Carving refer to a skilll of craftsmanship that etal tools are needed o be applied on the workpieces. The tools must be solid enough to carve, or to mark on the surface of objests. The materials used for carving are wood, stone, bone, horn, ivory, leather, metal, paper, or even vegetables and fruits.

Wood has been largely used in Thai architecture. Wood carving works usually appear as decorative parts of buildings, such as 'cho fah' (hornlike final on the roof ridge), 'bai raka' (toothlike ridges on the slopping edges of a gable), 'hang hong' (small finials jutting our of corners of the gabble), 'han tuai' (eaves brackets), doors and windows.
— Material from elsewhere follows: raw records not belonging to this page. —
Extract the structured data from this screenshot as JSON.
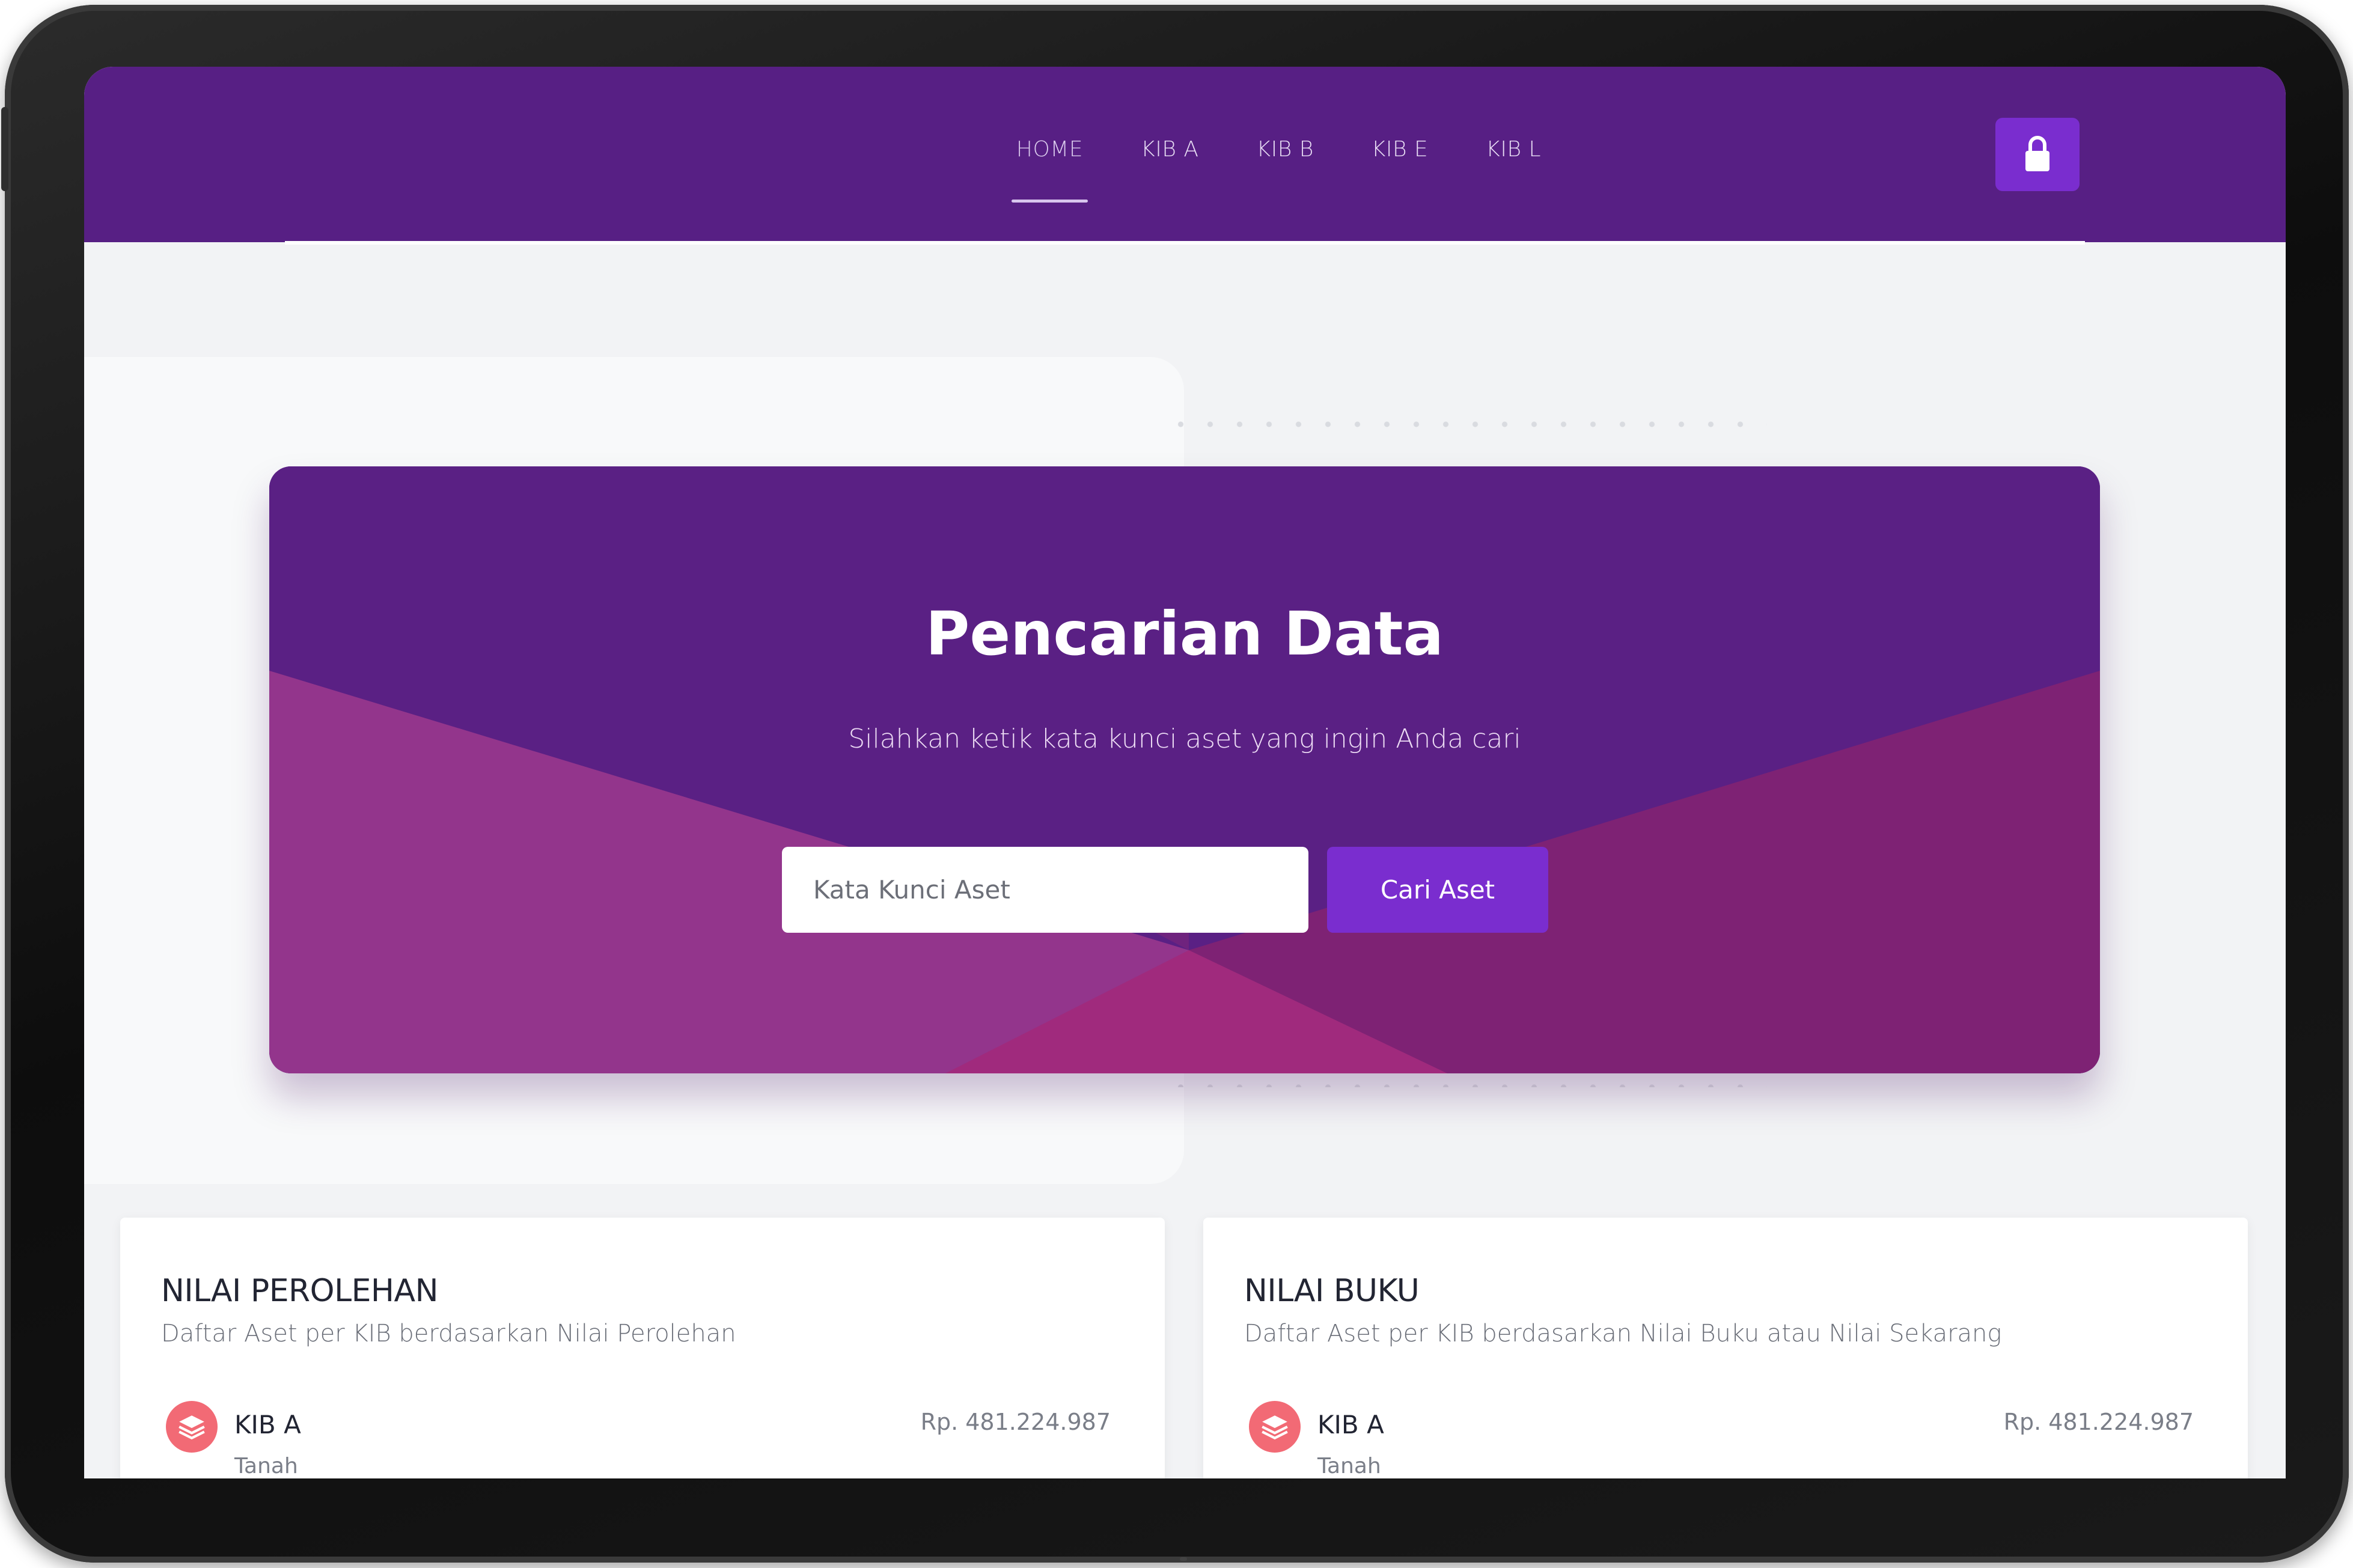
{
  "navbar": {
    "items": [
      {
        "label": "HOME",
        "active": true
      },
      {
        "label": "KIB A"
      },
      {
        "label": "KIB B"
      },
      {
        "label": "KIB E"
      },
      {
        "label": "KIB L"
      }
    ],
    "lock_icon": "lock-icon"
  },
  "hero": {
    "title": "Pencarian Data",
    "subtitle": "Silahkan ketik kata kunci aset yang ingin Anda cari",
    "search_placeholder": "Kata Kunci Aset",
    "search_value": "",
    "search_button": "Cari Aset"
  },
  "cards": [
    {
      "title": "NILAI PEROLEHAN",
      "description": "Daftar Aset per KIB berdasarkan Nilai Perolehan",
      "item": {
        "icon": "layers-icon",
        "name": "KIB A",
        "sub": "Tanah",
        "value": "Rp. 481.224.987"
      }
    },
    {
      "title": "NILAI BUKU",
      "description": "Daftar Aset per KIB berdasarkan Nilai Buku atau Nilai Sekarang",
      "item": {
        "icon": "layers-icon",
        "name": "KIB A",
        "sub": "Tanah",
        "value": "Rp. 481.224.987"
      }
    }
  ],
  "colors": {
    "primary": "#571f84",
    "accent": "#7a2dcf",
    "icon_bg": "#f26a75"
  }
}
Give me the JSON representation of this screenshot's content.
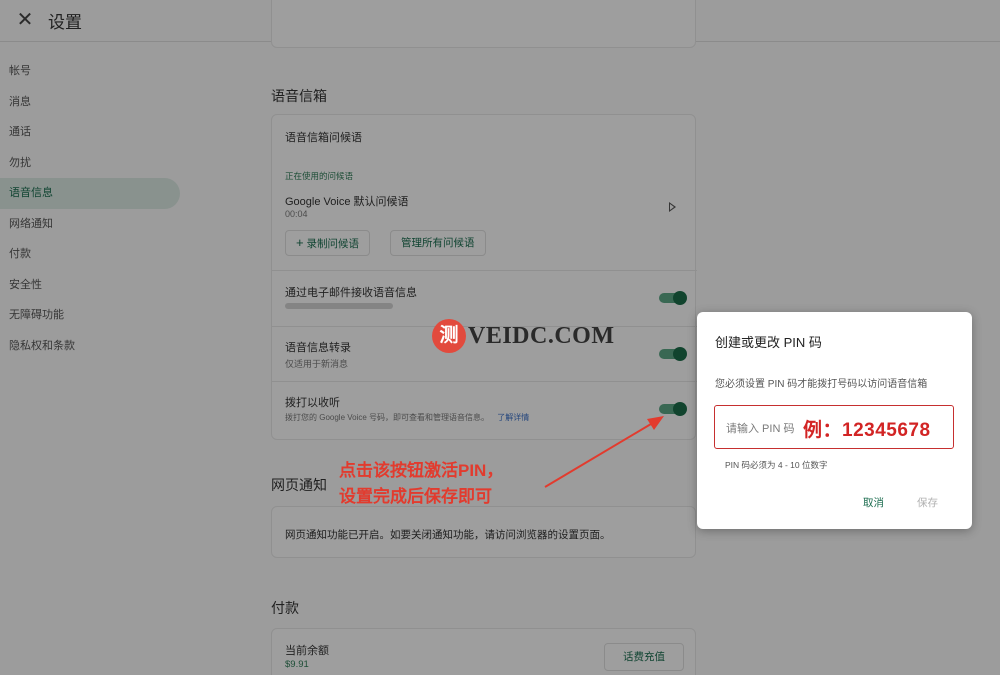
{
  "header": {
    "title": "设置"
  },
  "sidebar": {
    "items": [
      "帐号",
      "消息",
      "通话",
      "勿扰",
      "语音信息",
      "网络通知",
      "付款",
      "安全性",
      "无障碍功能",
      "隐私权和条款"
    ],
    "active_index": 4
  },
  "voicemail": {
    "section_title": "语音信箱",
    "greeting_header": "语音信箱问候语",
    "in_use_label": "正在使用的问候语",
    "greeting_name": "Google Voice 默认问候语",
    "greeting_duration": "00:04",
    "record_button": "录制问候语",
    "manage_button": "管理所有问候语",
    "email_row": {
      "label": "通过电子邮件接收语音信息",
      "enabled": true
    },
    "transcribe_row": {
      "label": "语音信息转录",
      "sub": "仅适用于新消息",
      "enabled": true
    },
    "dial_row": {
      "label": "拨打以收听",
      "sub": "拨打您的 Google Voice 号码，即可查看和管理语音信息。",
      "link": "了解详情",
      "enabled": true
    }
  },
  "web_notifications": {
    "section_title": "网页通知",
    "text": "网页通知功能已开启。如要关闭通知功能，请访问浏览器的设置页面。"
  },
  "payments": {
    "section_title": "付款",
    "balance_label": "当前余额",
    "balance_value": "$9.91",
    "topup_button": "话费充值"
  },
  "dialog": {
    "title": "创建或更改 PIN 码",
    "description": "您必须设置 PIN 码才能拨打号码以访问语音信箱",
    "placeholder": "请输入 PIN 码",
    "example": "例：12345678",
    "hint": "PIN 码必须为 4 - 10 位数字",
    "cancel": "取消",
    "save": "保存"
  },
  "annotation": {
    "line1": "点击该按钮激活PIN，",
    "line2": "设置完成后保存即可",
    "color": "#e23b2e"
  },
  "watermark": {
    "badge": "测",
    "text": "VEIDC.COM"
  },
  "colors": {
    "accent": "#1a6b4e",
    "toggle_on": "#1c6b49",
    "error": "#c62f2f"
  }
}
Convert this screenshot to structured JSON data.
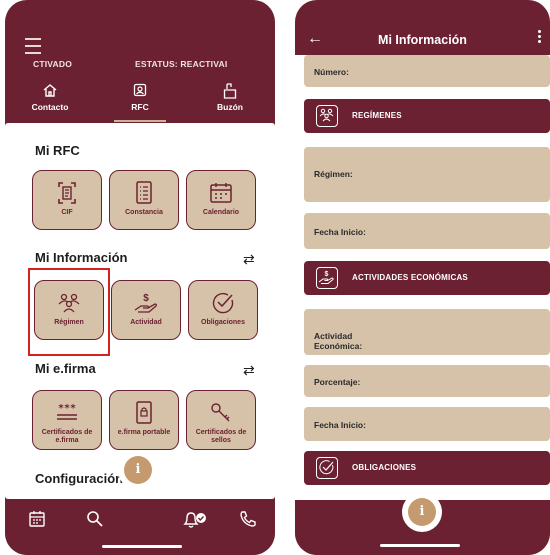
{
  "left": {
    "status": {
      "activado": "CTIVADO",
      "estatus": "ESTATUS: REACTIVAI"
    },
    "tabs": [
      {
        "label": "Contacto",
        "icon": "home-icon"
      },
      {
        "label": "RFC",
        "icon": "id-card-icon",
        "active": true
      },
      {
        "label": "Buzón",
        "icon": "mailbox-icon"
      }
    ],
    "sections": {
      "mi_rfc": {
        "title": "Mi RFC",
        "tiles": [
          {
            "label": "CIF",
            "icon": "scan-document-icon"
          },
          {
            "label": "Constancia",
            "icon": "list-document-icon"
          },
          {
            "label": "Calendario",
            "icon": "calendar-icon"
          }
        ]
      },
      "mi_informacion": {
        "title": "Mi Información",
        "tiles": [
          {
            "label": "Régimen",
            "icon": "people-group-icon"
          },
          {
            "label": "Actividad",
            "icon": "hand-money-icon"
          },
          {
            "label": "Obligaciones",
            "icon": "checkmark-circle-icon"
          }
        ]
      },
      "mi_efirma": {
        "title": "Mi e.firma",
        "tiles": [
          {
            "label": "Certificados de e.firma",
            "icon": "password-field-icon"
          },
          {
            "label": "e.firma portable",
            "icon": "lock-device-icon"
          },
          {
            "label": "Certificados de sellos",
            "icon": "key-icon"
          }
        ]
      },
      "configuracion": {
        "title": "Configuración"
      }
    },
    "bottom_bar": {
      "fab_label": "i",
      "icons": [
        "calendar-icon",
        "search-icon",
        "bell-check-icon",
        "phone-icon"
      ]
    }
  },
  "right": {
    "title": "Mi Información",
    "fields": {
      "numero": "Número:",
      "regimen": "Régimen:",
      "fecha_inicio_1": "Fecha Inicio:",
      "actividad": "Actividad\nEconómica:",
      "porcentaje": "Porcentaje:",
      "fecha_inicio_2": "Fecha Inicio:"
    },
    "sections": {
      "regimenes": "REGÍMENES",
      "actividades": "ACTIVIDADES ECONÓMICAS",
      "obligaciones": "OBLIGACIONES"
    },
    "fab_label": "i"
  },
  "colors": {
    "brand": "#6b2131",
    "tile": "#d6c2a9",
    "accent": "#c49a6e",
    "highlight": "#d61f1f"
  }
}
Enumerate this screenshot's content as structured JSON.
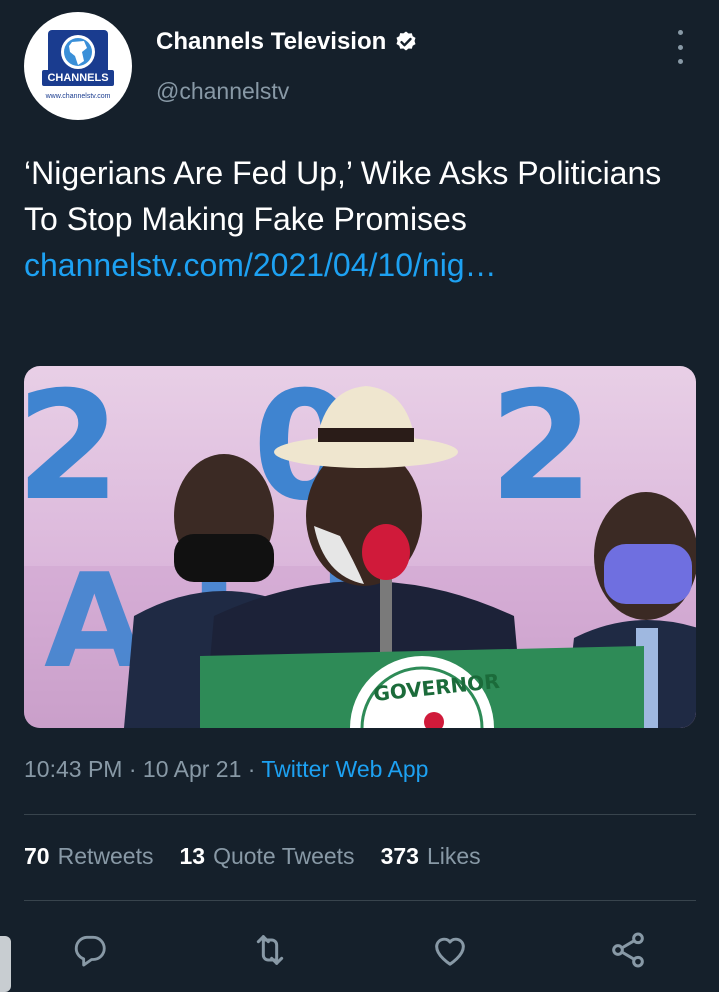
{
  "author": {
    "name": "Channels Television",
    "handle": "@channelstv",
    "avatar_brand": "CHANNELS",
    "avatar_url": "www.channelstv.com"
  },
  "tweet": {
    "text": "‘Nigerians Are Fed Up,’ Wike Asks Politicians To Stop Making Fake Promises ",
    "link": "channelstv.com/2021/04/10/nig…"
  },
  "media": {
    "backdrop_text": "2 0 2",
    "seal_text": "GOVERNOR"
  },
  "meta": {
    "time": "10:43 PM",
    "separator": " · ",
    "date": "10 Apr 21",
    "source": "Twitter Web App"
  },
  "stats": {
    "retweets_count": "70",
    "retweets_label": "Retweets",
    "quotes_count": "13",
    "quotes_label": "Quote Tweets",
    "likes_count": "373",
    "likes_label": "Likes"
  },
  "colors": {
    "background": "#15202b",
    "accent": "#1da1f2",
    "muted": "#8899a6",
    "divider": "#38444d"
  },
  "icons": [
    "verified-badge-icon",
    "more-icon",
    "reply-icon",
    "retweet-icon",
    "like-icon",
    "share-icon"
  ]
}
The process of wood carving begins with pattern designing. The patterns will be drafted on a piece of wood. An artisan will shape the wood into a workpiece, and elaborately carve the detailed patterns on it. To finish the workpiece, the artisan will apply a particular technique to decorate the artworks the techniques, to decorate the artworks. The techniques that are widely used with wood carving are oil enameling, lacquering and gold leaf gilding, mirrored glass inlay, mother-of-pearl inlay, painting, gilded black lacquering and 'Lai Kam Ma Lo' Zblack rak lacquer surface painting).

Some masterpieces of wood carving made by the royal artisans in the pas are 'som ruan kaeo' (a backpiece in the from of crossbar) of Phra Buddha Chinnarat, dated between Sukhothai Period to Early Ayutthaya Period (15th - 16th Century), and a sermon pulpit and a pulpil for chanting, dated in Late Ayutthaya Period (17th - 18th Century) at Wat Phra Sri Rattana Mahathat, Phitsanulok Province, 'sum kuha 'nice) of the stupa at Wat Pra Sri Samphet, Phra Nakhon Sri Ayutthaya Province, dated in early Ayoutthaya Period (15th - 16th Century), the door and the door facade of 'ho trai', or Tripitalake hall of Wat Rakang Khositaram, dated between Thonburi Period to Rattanakosin Period (early 19th Century), Phra Vihara Khot (L-shaped Vihara) of Wat Phra Chethuphol, and the door of Wat Suthat Thepphawararam, date in Rattanakosin Period (early to middle 19th Century), Bangkok.

The main purpose of modern royal artisans is to repair the artworks made by the royal artisan from the past. Wood carving conducted by modern royal artisan concentrates on repairing the ancient artworks created by the royal artisans in the past. Some significant pieces, which have been repaired, are 'budsabok kren' (liftable throne) of the royal viceroy, the throne seat and 'chat' (the multi-tiered umberllo) of Kin Pin Klao, the royal cariot and the royal jbarge at the National Museum in Bangkok, and the palanquin from Wat Phra Sri Rattana Mahathat, Phitsanulok Province, etc.